Connecting Greek Ladders and Continued Fractions - Continued Fractions

Author(s):
Kurt Herzinger (United States Air Force Academy) and Robert Wisner (New Mexico State University)

A continued fraction is a fraction of the form

$a_1 + \frac{b_1}{a_2 +\frac{b_2}{a_3 + \frac{b_3}{a_4 + \frac{b_4}{\ddots}}}}$

where $a_i$ and $b_i$ are real or complex numbers. There may be a finite number of terms or infinitely many. Much investigation has been devoted to continued fractions in the case where $b_i = 1$ for all $i$, the $a_i$ are all integers, and $a_i >0$ for $i\ge 2$. Such fractions are called simple continued fractions. We use the shorthand notation $[a_1,a_2,a_3,a_4,\dots]$ to represent the simple continued fraction

$a_1 + \frac{1}{a_2 +\frac{1}{a_3 + \frac{1}{a_4 + \frac{1}{\ddots}}}}$

The notation $[a_1,a_2,\dots,a_n]$ represents a finite simple continued fraction whose value can be computed easily. For example, $[1,4,1,2] = \frac{17}{14}.$ This terminology and notation is consistent with that in [5].

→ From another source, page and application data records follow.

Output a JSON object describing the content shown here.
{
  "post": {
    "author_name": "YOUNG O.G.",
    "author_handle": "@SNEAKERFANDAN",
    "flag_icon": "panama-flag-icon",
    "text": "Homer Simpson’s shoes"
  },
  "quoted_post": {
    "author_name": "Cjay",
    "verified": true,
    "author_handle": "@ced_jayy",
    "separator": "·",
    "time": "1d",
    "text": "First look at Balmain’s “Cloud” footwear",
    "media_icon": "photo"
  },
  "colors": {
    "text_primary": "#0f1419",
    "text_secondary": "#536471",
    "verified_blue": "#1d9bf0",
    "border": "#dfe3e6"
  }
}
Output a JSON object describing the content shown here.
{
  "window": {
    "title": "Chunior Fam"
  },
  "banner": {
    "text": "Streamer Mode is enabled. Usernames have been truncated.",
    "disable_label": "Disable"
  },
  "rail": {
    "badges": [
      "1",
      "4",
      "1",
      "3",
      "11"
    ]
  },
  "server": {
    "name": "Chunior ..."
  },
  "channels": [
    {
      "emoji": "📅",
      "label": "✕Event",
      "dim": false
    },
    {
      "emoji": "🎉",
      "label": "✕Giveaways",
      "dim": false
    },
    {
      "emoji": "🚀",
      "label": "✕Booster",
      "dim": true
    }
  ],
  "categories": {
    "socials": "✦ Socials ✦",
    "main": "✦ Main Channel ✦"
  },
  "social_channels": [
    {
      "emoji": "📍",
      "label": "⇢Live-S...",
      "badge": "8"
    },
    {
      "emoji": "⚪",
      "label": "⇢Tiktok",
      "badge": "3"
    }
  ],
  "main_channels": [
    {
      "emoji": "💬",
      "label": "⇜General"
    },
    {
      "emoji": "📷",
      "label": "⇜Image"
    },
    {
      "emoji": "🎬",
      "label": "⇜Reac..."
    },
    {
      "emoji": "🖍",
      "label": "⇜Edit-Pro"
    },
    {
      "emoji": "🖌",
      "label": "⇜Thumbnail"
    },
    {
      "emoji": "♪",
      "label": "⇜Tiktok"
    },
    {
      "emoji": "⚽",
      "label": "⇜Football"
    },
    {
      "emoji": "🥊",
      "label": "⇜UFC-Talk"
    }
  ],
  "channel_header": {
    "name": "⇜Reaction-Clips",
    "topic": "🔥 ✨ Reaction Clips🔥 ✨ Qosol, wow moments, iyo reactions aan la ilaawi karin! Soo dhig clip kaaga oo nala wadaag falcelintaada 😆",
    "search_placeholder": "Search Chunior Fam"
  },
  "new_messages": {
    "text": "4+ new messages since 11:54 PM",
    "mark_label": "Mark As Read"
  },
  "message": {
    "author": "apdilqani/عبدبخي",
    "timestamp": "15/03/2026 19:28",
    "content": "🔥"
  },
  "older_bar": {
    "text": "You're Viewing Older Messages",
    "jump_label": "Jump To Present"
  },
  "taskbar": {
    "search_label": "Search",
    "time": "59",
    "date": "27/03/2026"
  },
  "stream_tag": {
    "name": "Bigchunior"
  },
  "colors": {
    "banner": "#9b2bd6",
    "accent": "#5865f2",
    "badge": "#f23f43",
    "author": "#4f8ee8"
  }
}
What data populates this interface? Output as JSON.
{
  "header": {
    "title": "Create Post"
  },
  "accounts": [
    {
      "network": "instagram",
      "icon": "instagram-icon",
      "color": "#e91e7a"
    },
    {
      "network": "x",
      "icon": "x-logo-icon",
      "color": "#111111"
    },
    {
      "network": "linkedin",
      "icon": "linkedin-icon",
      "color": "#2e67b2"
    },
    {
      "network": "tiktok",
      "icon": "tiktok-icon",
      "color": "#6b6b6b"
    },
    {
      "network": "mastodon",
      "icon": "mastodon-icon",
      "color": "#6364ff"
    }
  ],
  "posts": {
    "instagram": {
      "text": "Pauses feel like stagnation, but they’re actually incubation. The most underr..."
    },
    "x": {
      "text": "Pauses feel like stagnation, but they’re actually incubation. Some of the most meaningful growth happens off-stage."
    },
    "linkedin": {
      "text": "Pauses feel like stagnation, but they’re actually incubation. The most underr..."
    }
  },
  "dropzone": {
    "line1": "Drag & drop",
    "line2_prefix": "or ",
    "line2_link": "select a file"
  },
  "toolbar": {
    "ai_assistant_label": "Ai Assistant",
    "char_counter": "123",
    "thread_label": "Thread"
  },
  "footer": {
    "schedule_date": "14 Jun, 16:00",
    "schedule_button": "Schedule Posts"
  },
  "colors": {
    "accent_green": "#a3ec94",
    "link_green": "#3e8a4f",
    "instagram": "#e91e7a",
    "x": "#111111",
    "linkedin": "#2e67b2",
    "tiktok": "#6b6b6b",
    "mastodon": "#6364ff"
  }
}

In the case of a continued fraction which is not simple we will use the shorthand notation $[a_1; b_1, a_2; b_2, a_3; \dots]$. We define the $n$th convergent of a continued fraction as

$S_n = [a_1; b_1, a_2; \dots ; b_{n-1},a_n].$

For example $[1;2,3;3,4]$ represents

$1 + \frac{2}{3 +\frac{3}{4}} = \frac{23}{15}.$

We say the continued fraction $[a_1; b_1, a_2; b_2, a_3; \dots]$ converges provided $\lim_{n\rightarrow\infty}{S_n}$ exists. As an example, consider the simple continued fraction $[1,2,2,2,\dots,]$ which corresponds to

$1 + \frac{1}{2 +\frac{1}{2 + \frac{1}{2 + \frac{1}{\ddots}}}}$

In Section 3.2 of [5], the author proves that if this continued fraction converges, then it converges to $\sqrt{2}$. As a brief summary of that work, note that for $n \ge 2$ we have

$S_n = [1,2,2,\dots,2] \ \ ({\rm with}\ n-1 \ 2{\rm{s}})$

$= 1 + \frac{1}{2 +\frac{1}{2 + \frac{1}{2 + \frac{1}{\ddots \frac{1}{2+\frac{1}{2}}}}}}$

$= 1 + \frac{1}{1 +\left( 1+ \frac{1}{2 + \frac{1}{2 + \frac{1}{\ddots \frac{1}{2+\frac{1}{2}}}}}\right)}$

But by definition of the convergents, the expression in parentheses is $S_{n-1}.$ Thus,

$S_n = 1+\frac{1}{S_{n-1}+1}\quad\quad{\rm{(Equation}}\ 1).$

If we assume that $\lim_{n \rightarrow \infty} S_n$ exists and is equal to $L$, then letting $n \rightarrow \infty$ yields

$L=1+\frac{1}{L+1}.$

Solving for $L$ we see that $L= \sqrt{2}$. Thus, we know that if the simple continued fraction $[1,2,2,2,\dots]$ converges, it converges to $\sqrt{2}$. For a proof that this limit exists, see Section 3.6 of [5]. Thus, the convergents of this continued fraction provide us with a sequence of rational numbers which can be used as more and more accurate approximations to $\sqrt{2}$.

For an algorithm that produces a simple continued fraction converging to a given real number, see Section 3.2 of [5]. Briefly, the algorithm proceeds as follows: let $x$ be a real number. Let

$a_1=\lfloor x \rfloor\ {\rm and}\ r_1 = x-a_1.$

For $n \ge 2$,

$a_n = \bigg\lfloor{\frac{1}{r_{n-1}}}\bigg\rfloor\ {\rm and}\ r_n = \frac{1}{r_{n-1}}-a_n.$

Then $[a_1,a_2,a_3,\dots]$ is a simple continued fraction that converges to $x$. The reader can check that the simple continued fraction $[1,2,2,2,\dots]$ converging to $\sqrt{2}$ is the result of this algorithm.

Moreover, for a real number $x$, the representation of $x$ as a simple continued fraction is unique. That is, if $x$ is expressed as a simple continued fraction by $[a_1, a_2, a_3, \dots]$ and by $[b_1, b_2, b_3, \dots]$, then $a_k=b_k$ for all $k$. A proof by induction can be found in many number theory texts, such as Theorem 12.16 of [8] and Theorem 15.6 of [2].

Kurt Herzinger (United States Air Force Academy) and Robert Wisner (New Mexico State University), "Connecting Greek Ladders and Continued Fractions - Continued Fractions," Convergence (January 2014)